Cyclical mastalgia, otherwise known as premenstrual breast swelling, is a common concern amongst women. This symptom is a part of a set of symptoms called premenstrual syndrome. Premenopausal breast swelling may also signify diseases like fibrocystic breast disease. Fibrocystic breast disease is when the breasts become lumpy and painful before the onset of the menstrual period.
Women suffering from this condition often notice large, benign lumps in the breasts before the onset of monthly periods. These lumps may move when pushed on and shrink once the periods have ended.
Premenstrual syndrome-related breast soreness can range in severity. Symptoms often increase before menstruation and fade or immediately after a menstrual period. Most of the time, the symptoms are more troublesome than a severe medical condition. Nonetheless, whenever one is worried about changes in the breast they must consult a doctor. Sore breasts can be a symptom of menopause and several other health conditions.
What are the causes of breast swelling and tenderness?
Fluctuation in hormone levels accounts for most premenstrual breast swelling and tenderness episodes. These fluctuations usually occur during a menstrual cycle. The exact timing of the change varies for each woman. Estrogen causes the breast ducts to enlarge. Progesterone causes the milk glands to swell. Both these events can cause the breasts to feel sore.
Estrogen and progesterone increase during the second half of the cycle.
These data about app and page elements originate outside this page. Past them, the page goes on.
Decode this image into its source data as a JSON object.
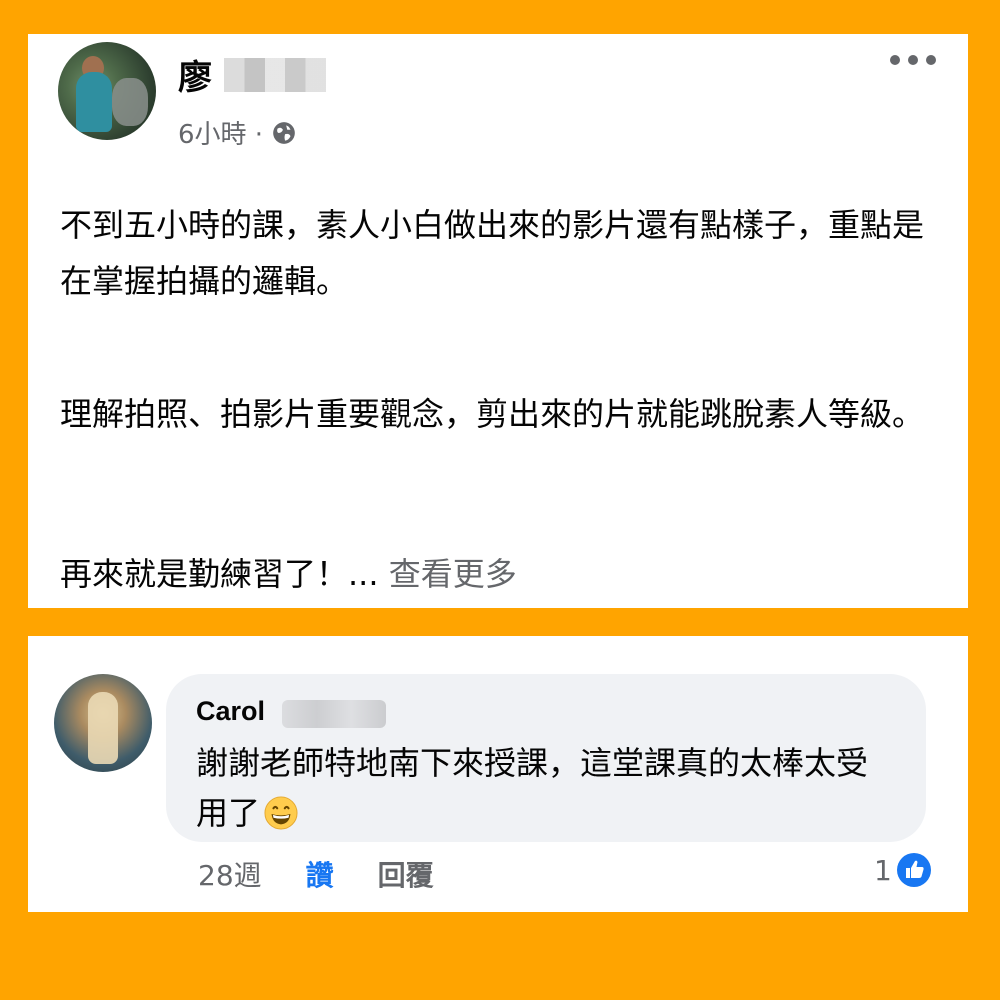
{
  "post": {
    "author_name": "廖",
    "time": "6小時 ·",
    "paragraphs": [
      "不到五小時的課，素人小白做出來的影片還有點樣子，重點是在掌握拍攝的邏輯。",
      "理解拍照、拍影片重要觀念，剪出來的片就能跳脫素人等級。",
      "再來就是勤練習了！..."
    ],
    "see_more": "查看更多"
  },
  "comment": {
    "author_first_name": "Carol",
    "text": "謝謝老師特地南下來授課，這堂課真的太棒太受用了",
    "emoji": "grinning-face",
    "time": "28週",
    "like_label": "讚",
    "reply_label": "回覆",
    "reaction_count": "1"
  },
  "colors": {
    "background": "#FFA400",
    "link_blue": "#1877f2",
    "secondary_text": "#65676b",
    "bubble": "#f0f2f5"
  }
}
Estrogen increases in the middle of the cycle, while progesterone levels rise during the week before menstruation. Medications like estrogen can also cause breast changes such as tenderness and swelling.
What are the symptoms of breast swelling and tenderness?
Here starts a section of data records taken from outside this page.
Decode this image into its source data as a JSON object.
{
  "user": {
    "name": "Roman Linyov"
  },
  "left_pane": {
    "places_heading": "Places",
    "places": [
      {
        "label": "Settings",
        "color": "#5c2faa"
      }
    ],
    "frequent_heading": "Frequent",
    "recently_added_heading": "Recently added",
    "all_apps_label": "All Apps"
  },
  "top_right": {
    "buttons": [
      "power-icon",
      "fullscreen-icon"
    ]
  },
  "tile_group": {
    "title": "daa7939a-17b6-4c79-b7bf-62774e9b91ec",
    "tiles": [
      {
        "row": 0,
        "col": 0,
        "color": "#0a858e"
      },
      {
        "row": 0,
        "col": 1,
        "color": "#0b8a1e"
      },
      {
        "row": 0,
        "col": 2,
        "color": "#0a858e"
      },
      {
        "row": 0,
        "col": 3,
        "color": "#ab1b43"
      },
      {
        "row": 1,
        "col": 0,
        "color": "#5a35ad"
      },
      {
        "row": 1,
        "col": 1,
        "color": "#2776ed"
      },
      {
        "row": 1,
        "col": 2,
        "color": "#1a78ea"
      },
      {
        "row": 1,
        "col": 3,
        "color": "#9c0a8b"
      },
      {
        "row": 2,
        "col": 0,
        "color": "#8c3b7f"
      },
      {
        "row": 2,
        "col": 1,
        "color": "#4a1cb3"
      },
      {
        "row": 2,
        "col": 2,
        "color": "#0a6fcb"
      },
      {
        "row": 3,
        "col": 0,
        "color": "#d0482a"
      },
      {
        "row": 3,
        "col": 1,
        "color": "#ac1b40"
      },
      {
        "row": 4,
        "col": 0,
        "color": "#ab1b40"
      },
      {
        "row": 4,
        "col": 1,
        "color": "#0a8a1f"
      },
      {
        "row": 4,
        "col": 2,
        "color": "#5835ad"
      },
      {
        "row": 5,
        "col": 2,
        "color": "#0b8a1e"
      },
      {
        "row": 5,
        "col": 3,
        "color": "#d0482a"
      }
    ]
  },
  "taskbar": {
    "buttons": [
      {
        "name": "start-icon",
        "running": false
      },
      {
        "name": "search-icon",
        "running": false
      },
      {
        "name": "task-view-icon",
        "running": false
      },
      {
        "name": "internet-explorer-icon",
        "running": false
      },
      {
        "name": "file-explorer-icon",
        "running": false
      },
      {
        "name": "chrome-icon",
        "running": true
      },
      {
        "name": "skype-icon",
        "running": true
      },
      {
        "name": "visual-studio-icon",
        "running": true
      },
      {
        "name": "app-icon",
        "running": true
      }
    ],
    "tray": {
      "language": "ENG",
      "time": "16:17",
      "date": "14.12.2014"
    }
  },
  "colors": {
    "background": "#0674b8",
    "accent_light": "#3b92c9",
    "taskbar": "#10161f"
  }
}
The main symptoms of premenstrual pain and swelling are tenderness and heaviness in both the breasts. A dull ache in the breasts can be a problem for some women. Your breast tissue may feel dense or coarse to touch. Symptoms associated with menstruation may occur a week before the onset of periods. Most women do not experience severe pain.
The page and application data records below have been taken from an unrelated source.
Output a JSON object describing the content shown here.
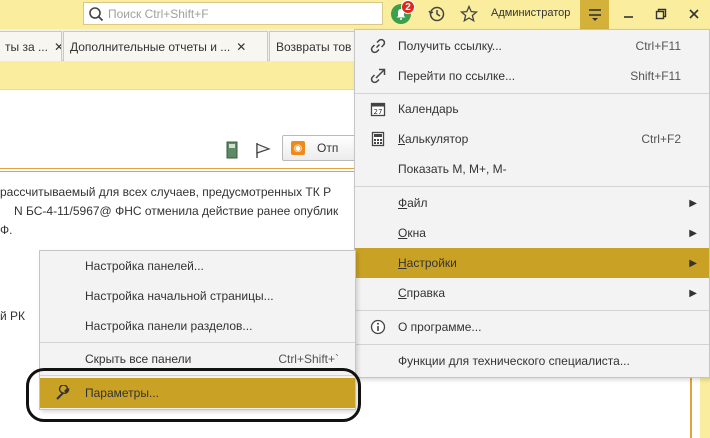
{
  "search": {
    "placeholder": "Поиск Ctrl+Shift+F"
  },
  "notifications": {
    "count": "2"
  },
  "user": {
    "name": "Администратор"
  },
  "tabs": [
    {
      "label": "ты за ..."
    },
    {
      "label": "Дополнительные отчеты и ..."
    },
    {
      "label": "Возвраты тов"
    }
  ],
  "content": {
    "button_label": "Отп",
    "lines": [
      "рассчитываемый для всех случаев, предусмотренных ТК Р",
      "N БС-4-11/5967@ ФНС отменила действие ранее опублик",
      "Ф.",
      "й РК"
    ]
  },
  "main_menu": {
    "items": [
      {
        "label": "Получить ссылку...",
        "shortcut": "Ctrl+F11",
        "icon": "link-icon"
      },
      {
        "label": "Перейти по ссылке...",
        "shortcut": "Shift+F11",
        "icon": "follow-link-icon"
      },
      {
        "label": "Календарь",
        "shortcut": "",
        "icon": "calendar-icon",
        "icon_text": "27"
      },
      {
        "label_prefix": "К",
        "label_rest": "алькулятор",
        "shortcut": "Ctrl+F2",
        "icon": "calculator-icon"
      },
      {
        "label": "Показать М, М+, М-",
        "shortcut": ""
      },
      {
        "label_prefix": "Ф",
        "label_rest": "айл"
      },
      {
        "label_prefix": "О",
        "label_rest": "кна"
      },
      {
        "label_prefix": "Н",
        "label_rest": "астройки"
      },
      {
        "label_prefix": "С",
        "label_rest": "правка"
      },
      {
        "label": "О программе...",
        "icon": "info-icon"
      },
      {
        "label": "Функции для технического специалиста..."
      }
    ]
  },
  "sub_menu": {
    "items": [
      {
        "label": "Настройка панелей..."
      },
      {
        "label": "Настройка начальной страницы..."
      },
      {
        "label": "Настройка панели разделов..."
      },
      {
        "label": "Скрыть все панели",
        "shortcut": "Ctrl+Shift+`"
      },
      {
        "label": "Параметры...",
        "icon": "wrench-icon"
      }
    ]
  },
  "colors": {
    "accent": "#c9a225",
    "header_bg": "#fbed9e",
    "badge": "#e0261b",
    "bell": "#3aa04a"
  }
}
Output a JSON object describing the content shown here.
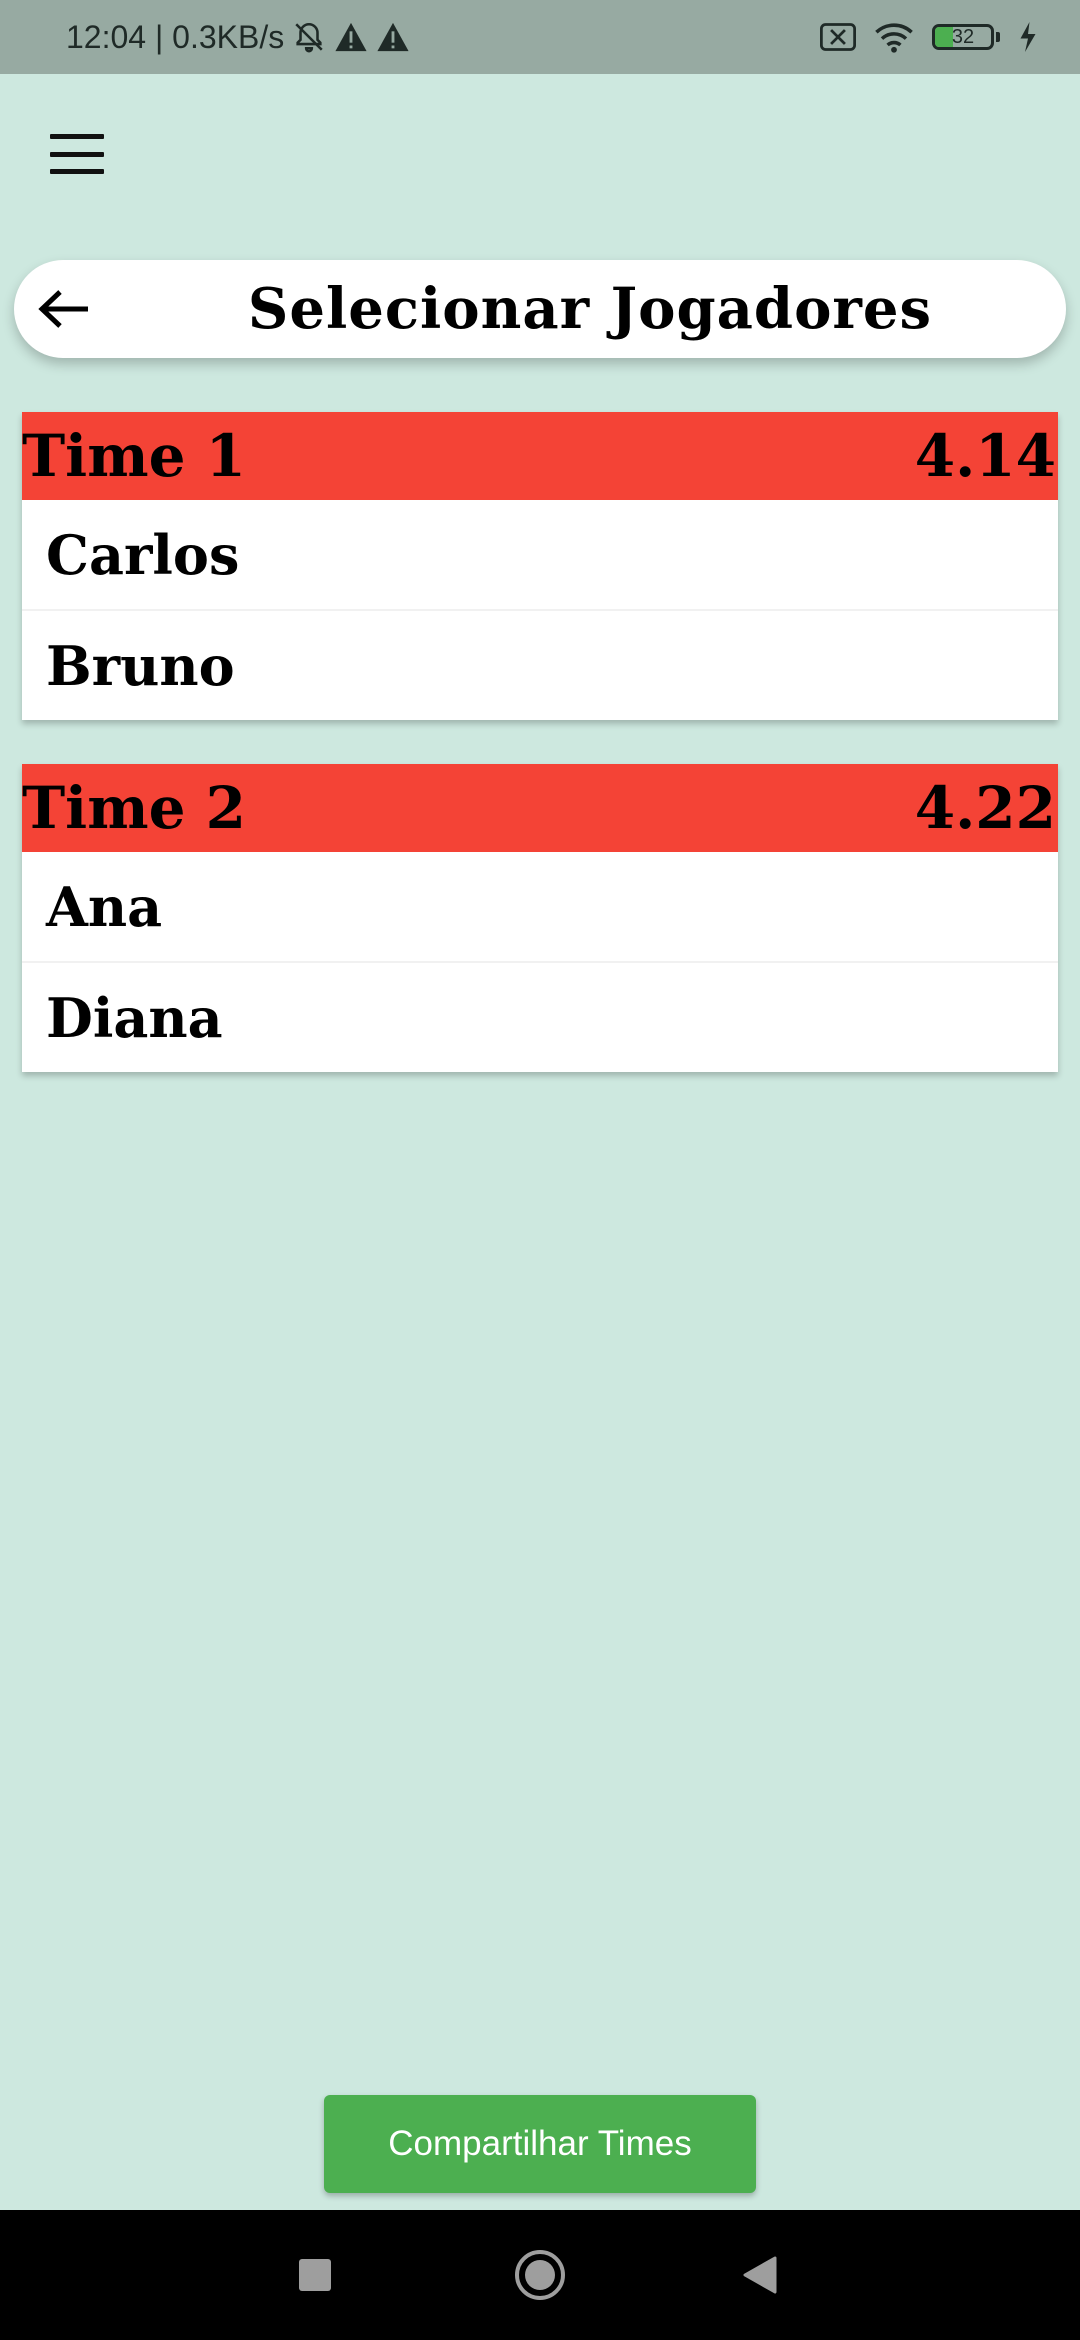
{
  "status_bar": {
    "text": "12:04 | 0.3KB/s",
    "battery": "32",
    "battery_level": 0.32,
    "battery_color": "#4caf50",
    "icons": [
      "alarm-off-icon",
      "warning-icon",
      "warning-icon",
      "no-sim-icon",
      "wifi-icon",
      "battery-icon",
      "charging-icon"
    ]
  },
  "header": {
    "title": "Selecionar Jogadores",
    "back_icon": "arrow-left-icon",
    "menu_icon": "hamburger-menu-icon"
  },
  "colors": {
    "background": "#cde8df",
    "team_header": "#f44336",
    "button": "#4caf50"
  },
  "teams": [
    {
      "name": "Time 1",
      "score": "4.14",
      "players": [
        "Carlos",
        "Bruno"
      ]
    },
    {
      "name": "Time 2",
      "score": "4.22",
      "players": [
        "Ana",
        "Diana"
      ]
    }
  ],
  "share_button": {
    "label": "Compartilhar Times"
  },
  "nav_bar": {
    "icons": [
      "recents-square-icon",
      "home-circle-icon",
      "back-triangle-icon"
    ]
  }
}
In some cases, breast tenderness affects the everyday routine of women of childbearing age and is not connected to the menstrual cycle. In addition, due to the changes in hormonal levels that occur as a woman ages, premenstrual breast swelling and tenderness usually improve as menopause approaches.
Treatment for breast tenderness
Cyclic mastalgia can be treated effectively with over-the-counter non-steroidal anti-inflammatory drugs like acetaminophen, ibuprofen, and naproxen. In addition, these medications can provide relief from cramping associated with premenstrual syndrome.
Women may have moderate and severe breast swelling should consult their doctor. Diuretics can reduce swelling, tenderness, and water retention. However, diuretics can increase urine output and the risk of dehydration.
Hormonal birth pills can decrease the symptoms of premenstrual breast symptoms. However, if the symptoms are severe, you may be prescribed Danazol which is used to treat endometriosis and symptoms of fibrocystic breast disease.
Lifestyle changes can help to manage breast swelling and tenderness. For example, wearing a supportive sports bra when symptoms are at the worst. Diet can also play an essential role in breast pain. For example, caffeine, alcohol, and foods high in fat and salt can increase discomfort. Reducing or eliminating these substances a week or two before periods may help manage or prevent the symptoms.
Specific vitamins and minerals may help to get relief from breast pain. Food items like peanuts, spinach, hazelnuts, carrots, bananas, oats, avocados, and brown rice. Exercise can also help to reduce the symptoms.
Premenstrual breast tenderness and swelling are often effectively managed with home care and medication when necessary. However, you should discuss your condition with the healthcare provider if lifestyle changes and medications do not help you feel better.